OCTOBER 6, 1939
SAN FRANCISCO, Thursday—I had it so firmly fixed in my mind that this was a purely personal and unofficial trip that I was taken rather aback on reaching Medford, Calif., yesterday to find the Mayor and some Democratic ladies waiting for me and bringing me a delicious box of apples grown in their region. A little girl who had been in Warm Springs was also waiting in the airport. It was a very pleasant stop and I was notified that in Sacramento the Governor would be at the airport to meet me.
It was nice to see Governor Olsen looking so well and strong again, for when I was here last he was far from well. I felt very guilty at disturbing the Governor for I know only too well how busy all public officials must be at the present time, but I shall carry his greeting to the President.
In San Francisco, my friend, Mayris Chaney, met me and the sun was out to make the afternoon a success. I was nervous for we were rather late and I had kept her and a group of newspaper people waiting. While I stood talking to them, a kindly old gentleman begged me to accept a large box which he wished to send to the President and I had to explain to him that when travelling by air extra luggage is not easily taken on. I was really sorry when I saw his hurt expression.

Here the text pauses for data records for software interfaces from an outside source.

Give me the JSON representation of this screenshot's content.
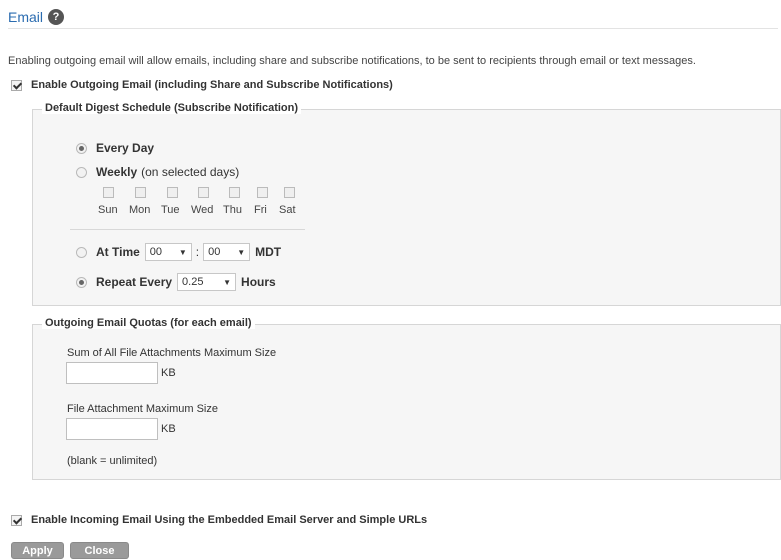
{
  "section": {
    "title": "Email",
    "help_icon": "?"
  },
  "intro": "Enabling outgoing email will allow emails, including share and subscribe notifications, to be sent to recipients through email or text messages.",
  "enable_outgoing": {
    "label": "Enable Outgoing Email (including Share and Subscribe Notifications)",
    "checked": true
  },
  "digest": {
    "legend": "Default Digest Schedule (Subscribe Notification)",
    "every_day": "Every Day",
    "weekly": "Weekly",
    "weekly_note": "(on selected days)",
    "days": [
      "Sun",
      "Mon",
      "Tue",
      "Wed",
      "Thu",
      "Fri",
      "Sat"
    ],
    "at_time": "At Time",
    "hour": "00",
    "colon": ":",
    "minute": "00",
    "timezone": "MDT",
    "repeat_every": "Repeat Every",
    "repeat_value": "0.25",
    "hours": "Hours",
    "selected": "Every Day + Repeat Every"
  },
  "quotas": {
    "legend": "Outgoing Email Quotas (for each email)",
    "sum_label": "Sum of All File Attachments Maximum Size",
    "sum_unit": "KB",
    "file_label": "File Attachment Maximum Size",
    "file_unit": "KB",
    "note": "(blank = unlimited)"
  },
  "enable_incoming": {
    "label": "Enable Incoming Email Using the Embedded Email Server and Simple URLs",
    "checked": true
  },
  "buttons": {
    "apply": "Apply",
    "close": "Close"
  }
}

One cannot be in San Francisco without being conscious of the Western Union strike, particularly if one has a column to file by wire. I could not help wondering why the war situation did not bring home to us the necessity for an attitude of conciliation between individuals and between groups. How can we ever hope that different races will sit down and in a spirit of justice and goodwill consider the difficulties confronting their nations, if we in our own country cannot even persuade groups with different interests to meet and arbitrate their difficulties?
Only public opinion will bring this about and since so many women are asking me today what they can do to prevent war, I can only pass along my own conviction that the first thing we can do is to desire justice and goodwill to prevail at home. We cannot have peace unless we begin with the individual and we must build up machinery to bring this peace about, a lesson which we should carry into our international thinking.
There must be representatives of varying points of view. There must be disinterested people who listen and patiently try to solve the difficulties. There must be a place for discussion. This is true at home and true in international affairs. Someone should tell the human stories that lie back of picket lines. I think it would help the management to a better understanding of the actual human needs that are the background for some of the difficulties that result in strikes.